7) Observe the multimeter display – Pay attention to the multimeter display. If the pressure switch has electrical continuity and is functioning, the meter display should indicate close to zero ohms of resistance. However, if the meter display doesn’t change when the leads come into contact with the switch terminals, you’ll know the pressure switch has no electrical continuity and will need to be replaced with a new switch to fix the problem.
If the troubleshooting test has shown that the water heater pressure switch is faulty, you’re going to need a new pressure switch to fix your water heater. Importantly, that switch should be a genuine original equipment manufacturer (OEM) part to ensure the repair is successful. Repair Clinic makes it easy to find the exact pressure switch that matches your water heater model, whether you’re repairing a Rheem, A.O. Smith, Bradford White, Bryant, Carrier, Coleman, Honeywell, or Lennox unit. Just enter the full model number of the water heater in Repair Clinic’s search bar to see a complete list of OEM parts that are fully compatible with that model. You can then use the “Part Category” (“Switch”) and “Part Title” (“Pressure Switch”) navigation filters to identify the specific pressure switch you need.

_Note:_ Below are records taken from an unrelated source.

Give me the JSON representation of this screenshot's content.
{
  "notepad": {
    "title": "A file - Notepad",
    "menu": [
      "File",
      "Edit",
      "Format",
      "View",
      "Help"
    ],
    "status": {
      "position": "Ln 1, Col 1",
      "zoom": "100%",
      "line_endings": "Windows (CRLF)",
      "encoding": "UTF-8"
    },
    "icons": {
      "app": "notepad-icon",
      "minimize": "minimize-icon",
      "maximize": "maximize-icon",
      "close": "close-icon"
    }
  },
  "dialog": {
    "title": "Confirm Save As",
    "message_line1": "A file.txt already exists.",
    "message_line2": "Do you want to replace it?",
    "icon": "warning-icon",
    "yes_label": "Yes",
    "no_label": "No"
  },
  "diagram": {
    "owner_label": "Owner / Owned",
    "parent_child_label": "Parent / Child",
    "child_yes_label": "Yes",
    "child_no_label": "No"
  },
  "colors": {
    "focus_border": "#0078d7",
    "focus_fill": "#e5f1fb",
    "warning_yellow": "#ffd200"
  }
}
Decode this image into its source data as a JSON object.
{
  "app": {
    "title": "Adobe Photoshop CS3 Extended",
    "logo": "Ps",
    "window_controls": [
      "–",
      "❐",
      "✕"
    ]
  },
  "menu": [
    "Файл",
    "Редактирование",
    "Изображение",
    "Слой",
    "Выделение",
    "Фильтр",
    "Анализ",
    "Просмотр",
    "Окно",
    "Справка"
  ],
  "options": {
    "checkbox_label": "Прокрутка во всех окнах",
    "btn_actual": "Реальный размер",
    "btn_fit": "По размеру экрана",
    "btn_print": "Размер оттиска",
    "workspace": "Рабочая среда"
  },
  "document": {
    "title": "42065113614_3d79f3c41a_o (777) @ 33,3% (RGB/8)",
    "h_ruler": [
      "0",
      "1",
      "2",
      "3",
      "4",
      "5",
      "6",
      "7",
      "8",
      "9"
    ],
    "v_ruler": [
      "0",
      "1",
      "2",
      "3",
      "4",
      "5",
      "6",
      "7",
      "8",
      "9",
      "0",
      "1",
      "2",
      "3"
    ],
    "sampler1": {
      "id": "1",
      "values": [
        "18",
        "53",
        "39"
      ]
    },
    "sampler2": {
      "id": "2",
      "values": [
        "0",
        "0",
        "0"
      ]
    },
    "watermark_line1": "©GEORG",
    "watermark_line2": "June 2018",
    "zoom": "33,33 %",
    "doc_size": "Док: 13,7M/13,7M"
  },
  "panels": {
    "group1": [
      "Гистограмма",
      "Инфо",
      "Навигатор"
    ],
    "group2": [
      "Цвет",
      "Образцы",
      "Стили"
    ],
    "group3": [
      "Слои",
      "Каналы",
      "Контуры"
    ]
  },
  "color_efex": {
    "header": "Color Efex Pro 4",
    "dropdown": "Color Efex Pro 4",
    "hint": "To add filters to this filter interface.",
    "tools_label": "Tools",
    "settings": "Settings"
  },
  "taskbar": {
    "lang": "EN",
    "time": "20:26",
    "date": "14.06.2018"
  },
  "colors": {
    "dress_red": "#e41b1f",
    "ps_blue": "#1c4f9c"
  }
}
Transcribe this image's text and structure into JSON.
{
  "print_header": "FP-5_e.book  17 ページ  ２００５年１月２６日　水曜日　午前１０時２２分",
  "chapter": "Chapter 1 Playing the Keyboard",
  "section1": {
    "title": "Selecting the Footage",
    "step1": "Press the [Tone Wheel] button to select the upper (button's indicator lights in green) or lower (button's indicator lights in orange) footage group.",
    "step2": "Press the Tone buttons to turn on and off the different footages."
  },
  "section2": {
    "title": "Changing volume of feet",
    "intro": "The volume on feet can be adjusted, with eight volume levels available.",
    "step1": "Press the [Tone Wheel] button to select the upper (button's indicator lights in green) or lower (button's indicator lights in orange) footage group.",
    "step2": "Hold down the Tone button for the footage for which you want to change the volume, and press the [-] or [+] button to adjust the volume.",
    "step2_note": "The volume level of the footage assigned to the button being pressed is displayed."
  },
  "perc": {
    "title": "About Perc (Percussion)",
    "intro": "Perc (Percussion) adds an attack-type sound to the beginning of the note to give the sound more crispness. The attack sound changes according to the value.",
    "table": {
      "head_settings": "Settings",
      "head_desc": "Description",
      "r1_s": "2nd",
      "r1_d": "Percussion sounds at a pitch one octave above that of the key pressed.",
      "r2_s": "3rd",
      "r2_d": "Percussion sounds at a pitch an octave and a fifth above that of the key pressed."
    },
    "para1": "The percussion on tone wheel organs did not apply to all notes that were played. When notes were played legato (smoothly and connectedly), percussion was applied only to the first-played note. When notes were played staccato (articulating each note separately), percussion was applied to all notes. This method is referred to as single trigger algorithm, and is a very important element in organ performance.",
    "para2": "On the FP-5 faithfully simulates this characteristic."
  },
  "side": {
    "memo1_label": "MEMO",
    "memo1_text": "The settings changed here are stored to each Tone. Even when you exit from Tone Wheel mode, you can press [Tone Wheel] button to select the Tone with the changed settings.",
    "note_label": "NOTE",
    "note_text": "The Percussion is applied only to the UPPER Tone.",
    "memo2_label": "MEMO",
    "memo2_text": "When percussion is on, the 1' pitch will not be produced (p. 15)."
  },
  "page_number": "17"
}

Repair Clinic has free water heater repair help
As your repair partner, Repair Clinic wants to make sure you’ve got access to the help you need to fix a water heater yourself. Our “Videos & Articles” content library provides free instructional videos such as this one demonstrating the correct way to replace a pressure switch on the model GPVH40100 A.O. Smith gas water heater. You can also find model-specific schematics, diagrams, and step-by-step repair guides for all of your home’s heating and cooling units in addition to all major home appliances and outdoor power equipment.